Monitoring-and-Evaluation versus Management

I’m at the M&E Tech conference in DC today. It’s two days of discussion on how to better use technology for monitoring and evaluation of development projects—and, relatedly, how to monitor and evaluate the use of technology for development projects. So ICT4M&E as well as M&E for ICT4D. Got it? Cool.

We’re barely done with the second session but I have a quick reaction: We’ve talked a lot about the need to put more time and money into M&E. It’s a perennial issue in development, even ignoring the technology dimension.

What’s always struck me as weird about the “spend more on M&E” argument is that the whole idea of M&E is totally unique to development, aid, nonprofits, and the broader social good space. M&E doesn’t exist in the private sector. Why is that?

Short answer: monitoring and evaluation are part and parcel with management. Whether you’re managing a project, store, service provider, manufacturing plant, or whatever, you can’t manage (read: make decisions) without data that creates a feedback loop. That’s monitoring. And you can’t make larger choices about strategic direction or investments without making a summative assessment of past work. That’s evaluation.

M&E is just good management.

But the development sector doesn’t care much for management.

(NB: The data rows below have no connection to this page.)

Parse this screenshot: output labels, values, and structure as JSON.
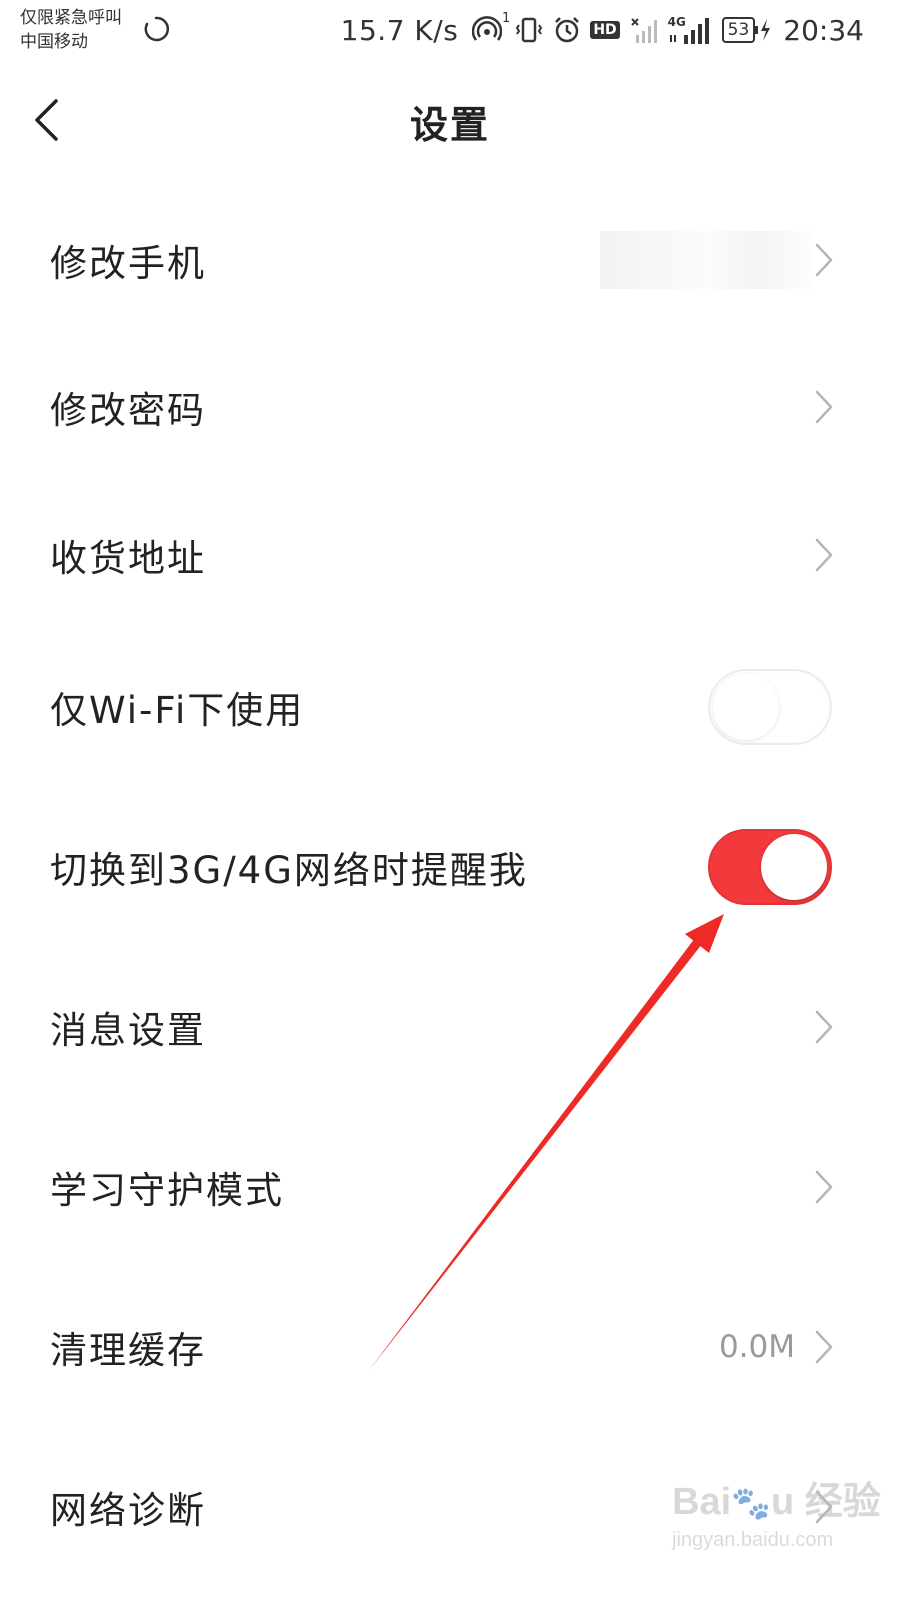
{
  "status_bar": {
    "carrier_line1": "仅限紧急呼叫",
    "carrier_line2": "中国移动",
    "net_speed": "15.7 K/s",
    "hotspot_sup": "1",
    "hd_badge": "HD",
    "network_type": "4G",
    "battery": "53",
    "time": "20:34"
  },
  "header": {
    "title": "设置"
  },
  "rows": [
    {
      "label": "修改手机"
    },
    {
      "label": "修改密码"
    },
    {
      "label": "收货地址"
    },
    {
      "label": "仅Wi-Fi下使用",
      "toggle_on": false
    },
    {
      "label": "切换到3G/4G网络时提醒我",
      "toggle_on": true
    },
    {
      "label": "消息设置"
    },
    {
      "label": "学习守护模式"
    },
    {
      "label": "清理缓存",
      "value": "0.0M"
    },
    {
      "label": "网络诊断"
    }
  ],
  "colors": {
    "accent": "#f23a3c",
    "annotation": "#ee2a26",
    "chevron": "#b5b5b5"
  },
  "watermark": {
    "brand_text": "Baidu经验",
    "url_text": "jingyan.baidu.com"
  }
}
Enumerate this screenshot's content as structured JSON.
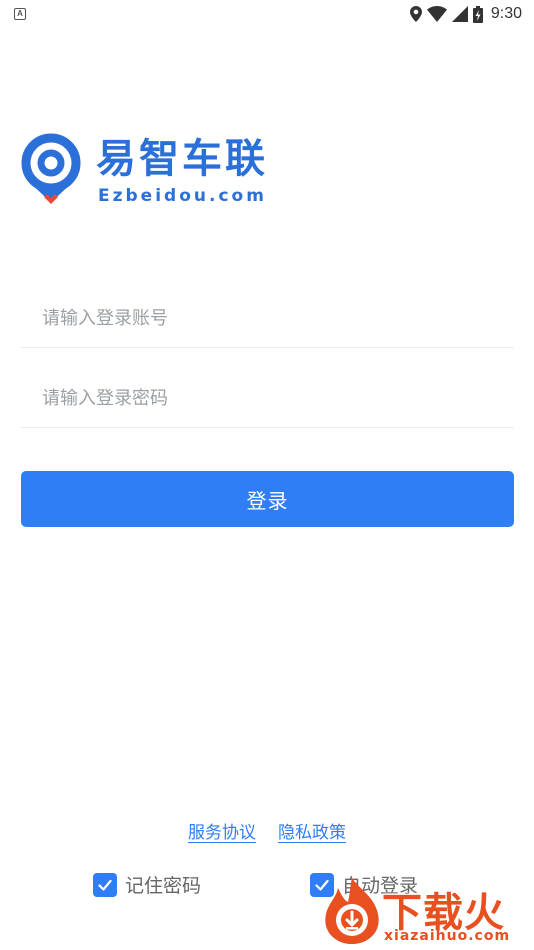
{
  "status_bar": {
    "notification_icon_letter": "A",
    "time": "9:30",
    "icons": [
      "location-icon",
      "wifi-icon",
      "signal-icon",
      "battery-charging-icon"
    ]
  },
  "logo": {
    "name": "易智车联",
    "domain": "Ezbeidou.com",
    "colors": {
      "blue": "#2b6fd8",
      "red": "#e8483a"
    }
  },
  "form": {
    "account_placeholder": "请输入登录账号",
    "password_placeholder": "请输入登录密码",
    "login_label": "登录"
  },
  "links": {
    "service_agreement": "服务协议",
    "privacy_policy": "隐私政策"
  },
  "options": {
    "remember_password": {
      "label": "记住密码",
      "checked": true
    },
    "auto_login": {
      "label": "自动登录",
      "checked": true
    }
  },
  "watermark": {
    "text": "下载火",
    "domain": "xiazaihuo.com"
  },
  "theme": {
    "primary": "#2f7ef6",
    "placeholder": "#9aa0a6",
    "divider": "#ececec",
    "watermark": "#e8501f"
  }
}
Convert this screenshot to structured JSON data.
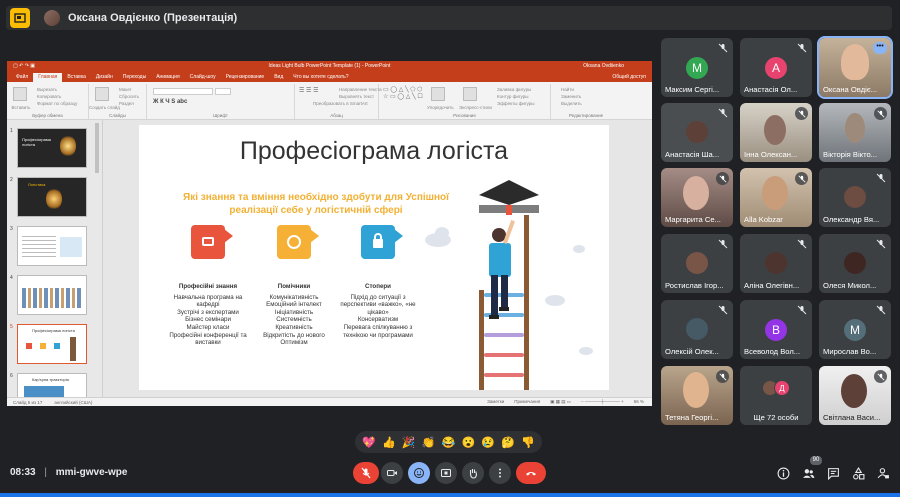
{
  "meeting": {
    "presenter_label": "Оксана Овдієнко (Презентація)",
    "time": "08:33",
    "separator": "|",
    "code": "mmi-gwve-wpe",
    "participants_badge": "90"
  },
  "ppt": {
    "window_title": "Ideas Light Bulb PowerPoint Template (1) - PowerPoint",
    "user_name": "Oksana Ovdiienko",
    "tabs": [
      "Файл",
      "Главная",
      "Вставка",
      "Дизайн",
      "Переходы",
      "Анимация",
      "Слайд-шоу",
      "Рецензирование",
      "Вид",
      "Что вы хотите сделать?"
    ],
    "share": "Общий доступ",
    "ribbon_groups": [
      "Буфер обмена",
      "Слайды",
      "Шрифт",
      "Абзац",
      "Рисование",
      "Редактирование"
    ],
    "ribbon_buttons": {
      "paste": "Вставить",
      "new_slide": "Создать слайд",
      "find": "Найти",
      "replace": "Заменить",
      "select": "Выделить",
      "cut": "Вырезать",
      "copy": "Копировать",
      "format": "Формат по образцу",
      "layout": "Макет",
      "reset": "Сбросить",
      "section": "Раздел",
      "arrange": "Упорядочить",
      "styles": "Экспресс-стили",
      "fill": "Заливка фигуры",
      "outline": "Контур фигуры",
      "effects": "Эффекты фигуры",
      "text_dir": "Направление текста",
      "align_text": "Выровнять текст",
      "smartart": "Преобразовать в SmartArt"
    },
    "status_left": "Слайд 5 из 17",
    "status_lang": "английский (США)",
    "status_notes": "Заметки",
    "status_comments": "Примечания",
    "zoom": "66 %"
  },
  "slide": {
    "title": "Професіограма логіста",
    "subtitle": "Які знання та вміння необхідно здобути для Успішної реалізації себе у логістичній сфері",
    "columns": [
      {
        "heading": "Професійні знання",
        "lines": [
          "Навчальна програма на кафедрі",
          "Зустрічі з експертами",
          "Бізнес семінари",
          "Майстер класи",
          "Професійні конференції та виставки"
        ],
        "color": "#e8553c"
      },
      {
        "heading": "Помічники",
        "lines": [
          "Комунікативність",
          "Емоційний інтелект",
          "Ініціативність",
          "Системність",
          "Креативність",
          "Відкритість до нового",
          "Оптимізм"
        ],
        "color": "#f5b035"
      },
      {
        "heading": "Стопери",
        "lines": [
          "Підхід до ситуації з перспективи «важко», «не цікаво»",
          "Консерватизм",
          "Перевага спілкуванню з технікою чи програмами"
        ],
        "color": "#2fa3d6"
      }
    ]
  },
  "thumbnails": [
    {
      "num": "1",
      "label": "Професіограма логіста"
    },
    {
      "num": "2",
      "label": "Логістика"
    },
    {
      "num": "3",
      "label": ""
    },
    {
      "num": "4",
      "label": ""
    },
    {
      "num": "5",
      "label": "Професіограма логіста"
    },
    {
      "num": "6",
      "label": "Кар'єрна траєкторія"
    }
  ],
  "participants": [
    {
      "name": "Максим Сергі...",
      "letter": "М",
      "color": "#33a852"
    },
    {
      "name": "Анастасія Ол...",
      "letter": "А",
      "color": "#e8436f"
    },
    {
      "name": "Оксана Овдіє...",
      "letter": "",
      "color": "#a1887f"
    },
    {
      "name": "Анастасія Ша...",
      "letter": "",
      "color": "#5d4037"
    },
    {
      "name": "Інна Олексан...",
      "letter": "",
      "color": "#8d6e63"
    },
    {
      "name": "Вікторія Вікто...",
      "letter": "",
      "color": "#9e9e9e"
    },
    {
      "name": "Маргарита Се...",
      "letter": "",
      "color": "#b0736b"
    },
    {
      "name": "Alla Kobzar",
      "letter": "",
      "color": "#c7a27a"
    },
    {
      "name": "Олександр Вя...",
      "letter": "",
      "color": "#6d4c41"
    },
    {
      "name": "Ростислав Ігор...",
      "letter": "",
      "color": "#795548"
    },
    {
      "name": "Аліна Олегівн...",
      "letter": "",
      "color": "#4e342e"
    },
    {
      "name": "Олеся Микол...",
      "letter": "",
      "color": "#3e2723"
    },
    {
      "name": "Олексій Олек...",
      "letter": "",
      "color": "#455a64"
    },
    {
      "name": "Всеволод Вол...",
      "letter": "В",
      "color": "#9334e6"
    },
    {
      "name": "Мирослав Во...",
      "letter": "М",
      "color": "#546e7a"
    },
    {
      "name": "Тетяна Георгі...",
      "letter": "",
      "color": "#c8a48a"
    },
    {
      "name": "Ще 72 особи",
      "letter": "",
      "color": "#3c4043"
    },
    {
      "name": "Світлана Васи...",
      "letter": "",
      "color": "#e0e0e0"
    }
  ],
  "reactions": [
    "💖",
    "👍",
    "🎉",
    "👏",
    "😂",
    "😮",
    "😢",
    "🤔",
    "👎"
  ],
  "colors": {
    "accent": "#8ab4f8",
    "end_call": "#ea4335",
    "ppt_red": "#c43e1c"
  }
}
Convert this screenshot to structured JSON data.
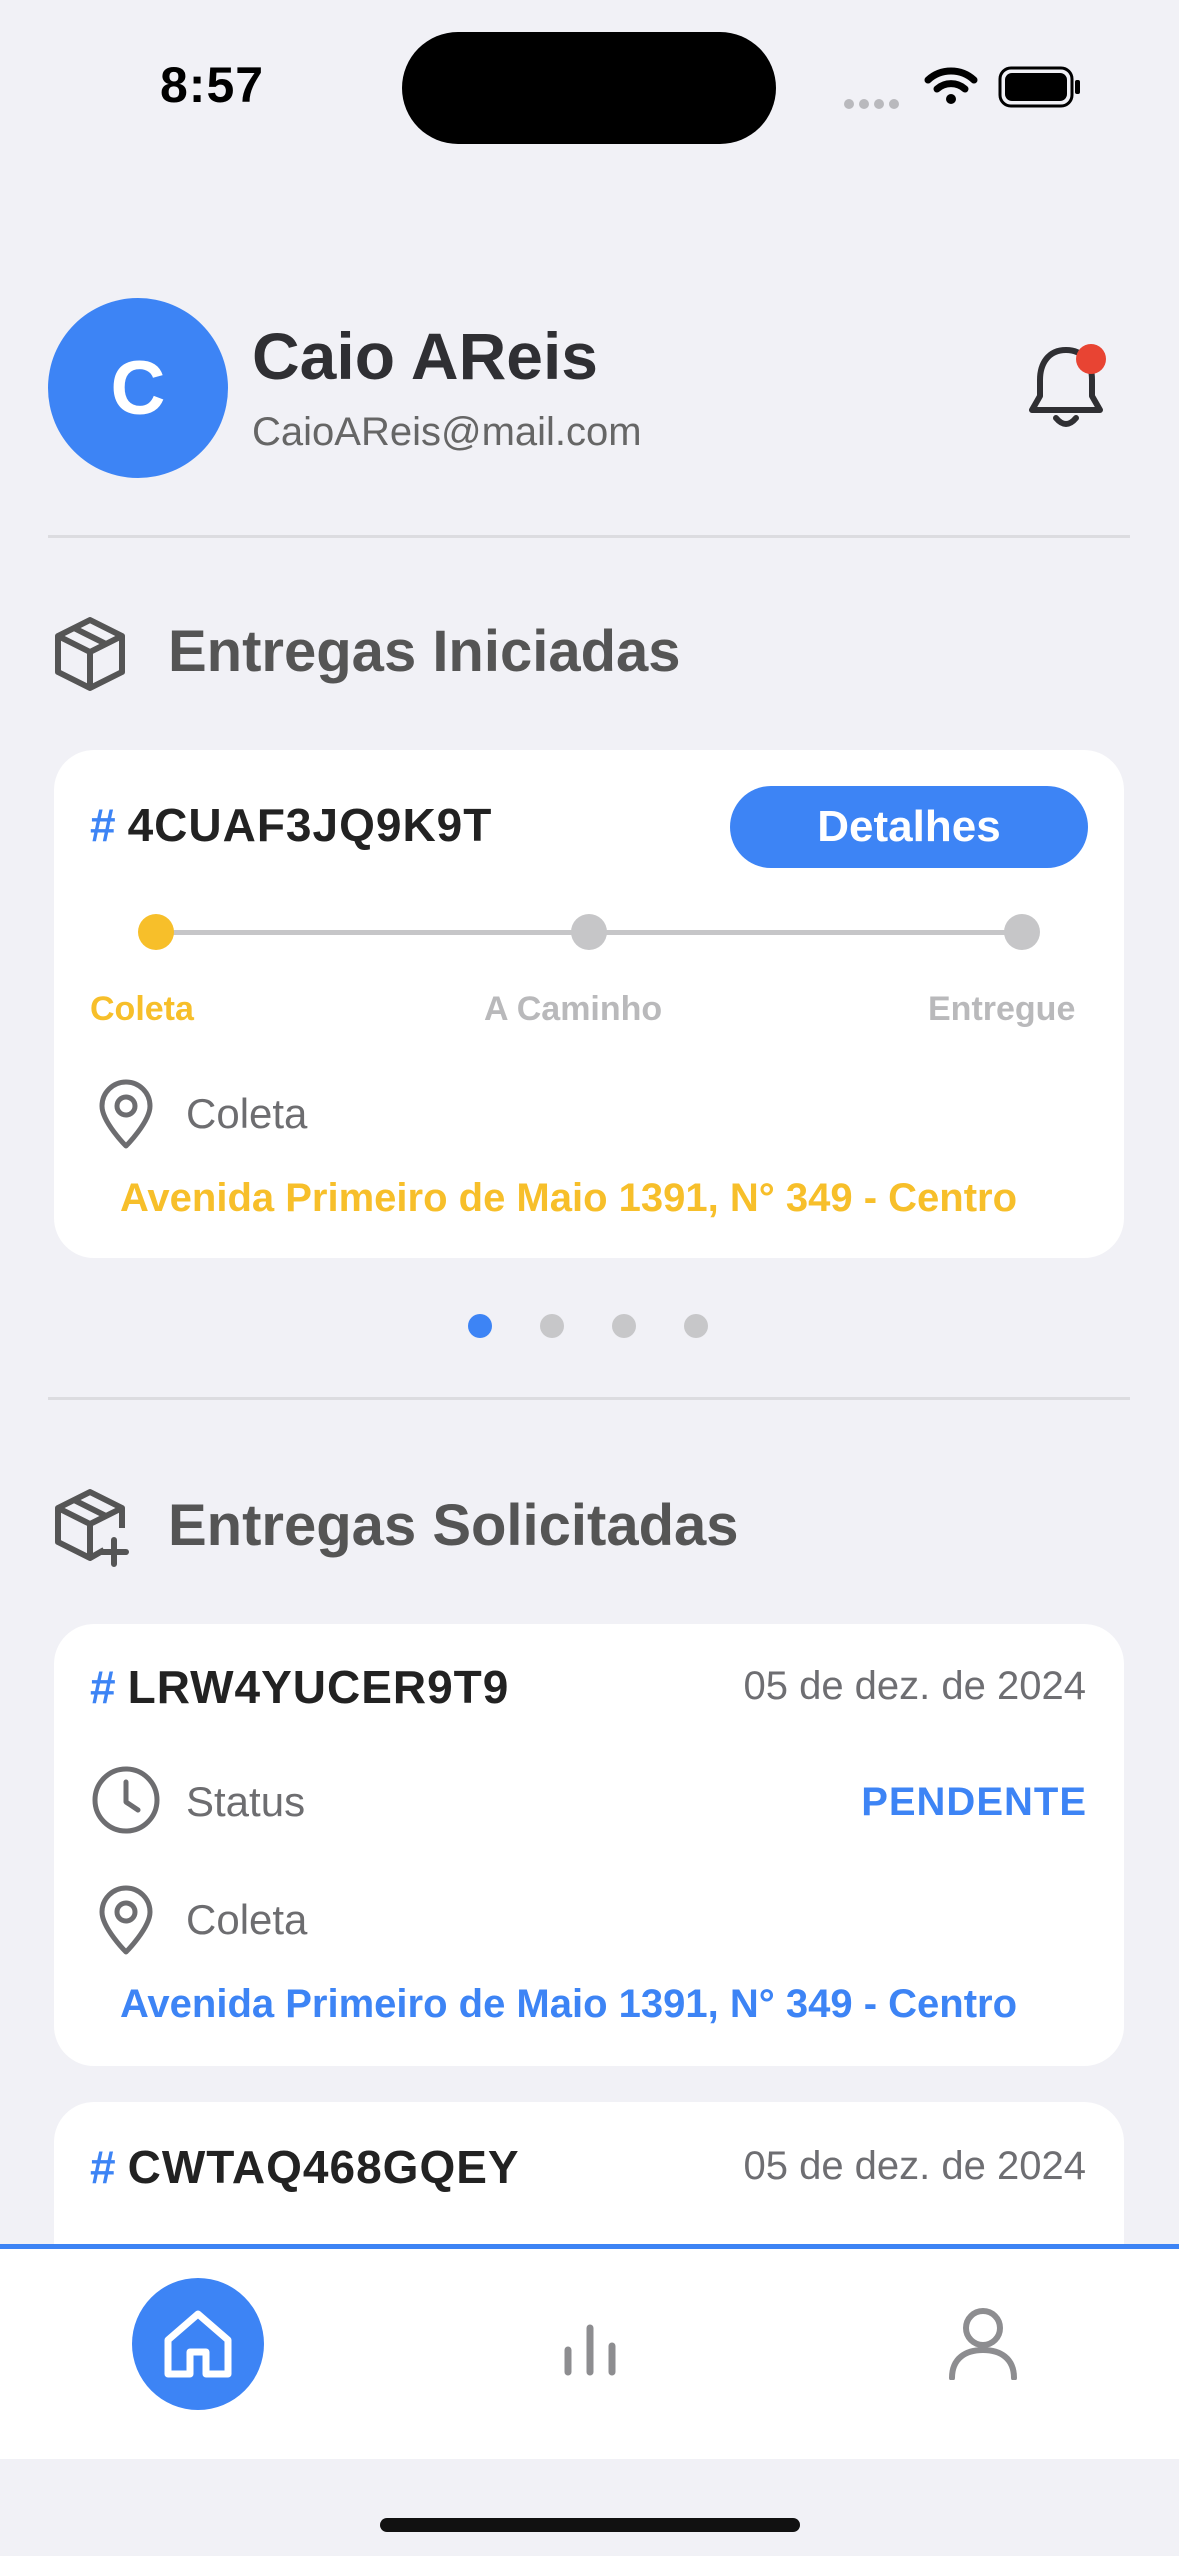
{
  "status_bar": {
    "time": "8:57"
  },
  "header": {
    "avatar_initial": "C",
    "name": "Caio AReis",
    "email": "CaioAReis@mail.com",
    "notification_dot_color": "#e84433"
  },
  "started": {
    "title": "Entregas Iniciadas",
    "card": {
      "hash": "#",
      "code": "4CUAF3JQ9K9T",
      "details_label": "Detalhes",
      "steps": [
        "Coleta",
        "A Caminho",
        "Entregue"
      ],
      "active_step": 0,
      "pickup_label": "Coleta",
      "address": "Avenida Primeiro de Maio 1391, N° 349 - Centro"
    },
    "pager": {
      "count": 4,
      "active": 0
    }
  },
  "requested": {
    "title": "Entregas Solicitadas",
    "cards": [
      {
        "hash": "#",
        "code": "LRW4YUCER9T9",
        "date": "05 de dez. de 2024",
        "status_label": "Status",
        "status_value": "PENDENTE",
        "pickup_label": "Coleta",
        "address": "Avenida Primeiro de Maio 1391, N° 349 - Centro"
      },
      {
        "hash": "#",
        "code": "CWTAQ468GQEY",
        "date": "05 de dez. de 2024"
      }
    ]
  },
  "tabbar": {
    "active_tab": "home",
    "tabs": [
      "home-icon",
      "stats-icon",
      "profile-icon"
    ]
  },
  "colors": {
    "accent": "#3d84f5",
    "active_step": "#f7bf2a",
    "inactive": "#c6c6c8",
    "background": "#f1f1f6"
  }
}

We don’t value it. The reasons why are many—relating to funding models, accountability structures, and institutional culture—that I won’t get into here. The practical upshot is that no one gets much traction in the sector by saying, “Let’s improve our management practices.” When good management practices spread, it’s often because they take another form. Our focus on M&E, measurement and metrics is a great example of this. (“Innovation” is another one.)

So as much as I lament our sector’s lack of respect for good management, I’m at least hopeful that better M&E can provide a backdoor for better management.